Well, India happens to be a nation of multiple millions with hundreds of differing tribes every 200km with varying languages, food and lifestyles as well as greeting styles. At the Taj Mahal, the people of the town of Agra were also totally different. As we travel the world, we experience so many styles of greeting, be it a hug, a kiss, a bow, or the global handshake, they are all governed by the culture of the environment. Knowing how to greet in such foreign countries is important especially where you need to maintain harmony, establish a business relationship and portray honesty, trustworthiness and professionalism.
In Africa, depending on what part of the continent you would kiss both cheeks once or twice for instance in Ghana or Kenya maybe a kiss on either cheek upto three moves, while in Nigeria depending on the specific social setting you may just hug once, or offer a courtesy bow if an older person.
The advent of global business makes it even more pertinent to know the business culture and greeting styles of the host country. Sometimes you may get away with formality and the universal handshake depending on how important the meeting and how important the person. Even when handshakes are universally acceptable, the strength of your handshake, the use of one or two hands, the length of the shake, your body language and posture are even more important than the handshake itself.

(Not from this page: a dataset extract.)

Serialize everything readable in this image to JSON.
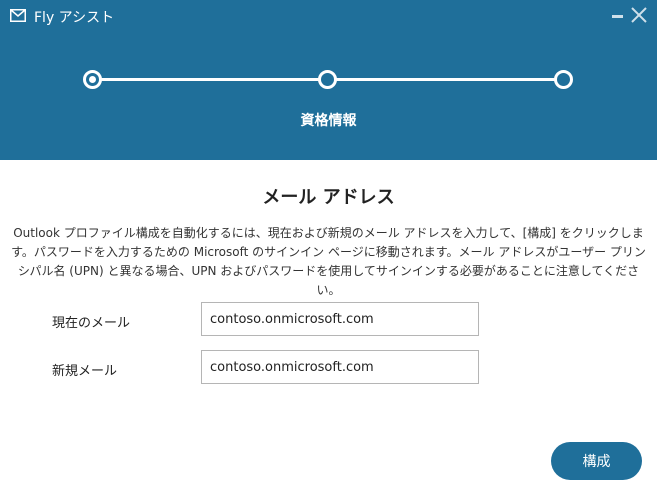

We do live in a global village which has become hybrid by the day. As an executive or an individual the onus is on you to bear in mind the act of making others feel comfortable around you. How you treat others, the way you conduct and project yourself in any situation determines your level of polish. Everybody is allowed an awkward moment or two, but your best judgement of any situation is what matters most. You do not want to be seen hugging when indeed you should be merely shaking. These are part of the well- honed etiquette finesse needed to build your powerful presence in business and in your social life.
A Few Notes: International Greeting
United Kingdom: Acknowledge a formal hand shake with personal space.
France: A kiss on both cheeks is customary in social settings
Ghana: In greeting a group of people start greeting from your left hand side to right side
Middle East: Eye contact is important, Women do not shake hands with men.
China: The longer your handshake the better
Korea: Shake with both hands
Mexico: Smoking is generally permitted in business setting greeting less formal.
Nigeria: First name basis not appropriate among the elderly. Courtesy or bow expected in some settings
All Africa: Greetings are formal, time is not always well observed
Germany: Punctuality is very important. Women are expected to extend their hand first.
Japan: The bow is traditional, hands flat against the thighs with low eye gaze.
Australia: Solid handshake with good eye contact
United States: Always have your business cards at any meeting
Canada: Larger personal space when greeting. Cultural etiquette is considered important.
Italy: Good solid handshake. No business done between middle of July to middle of August.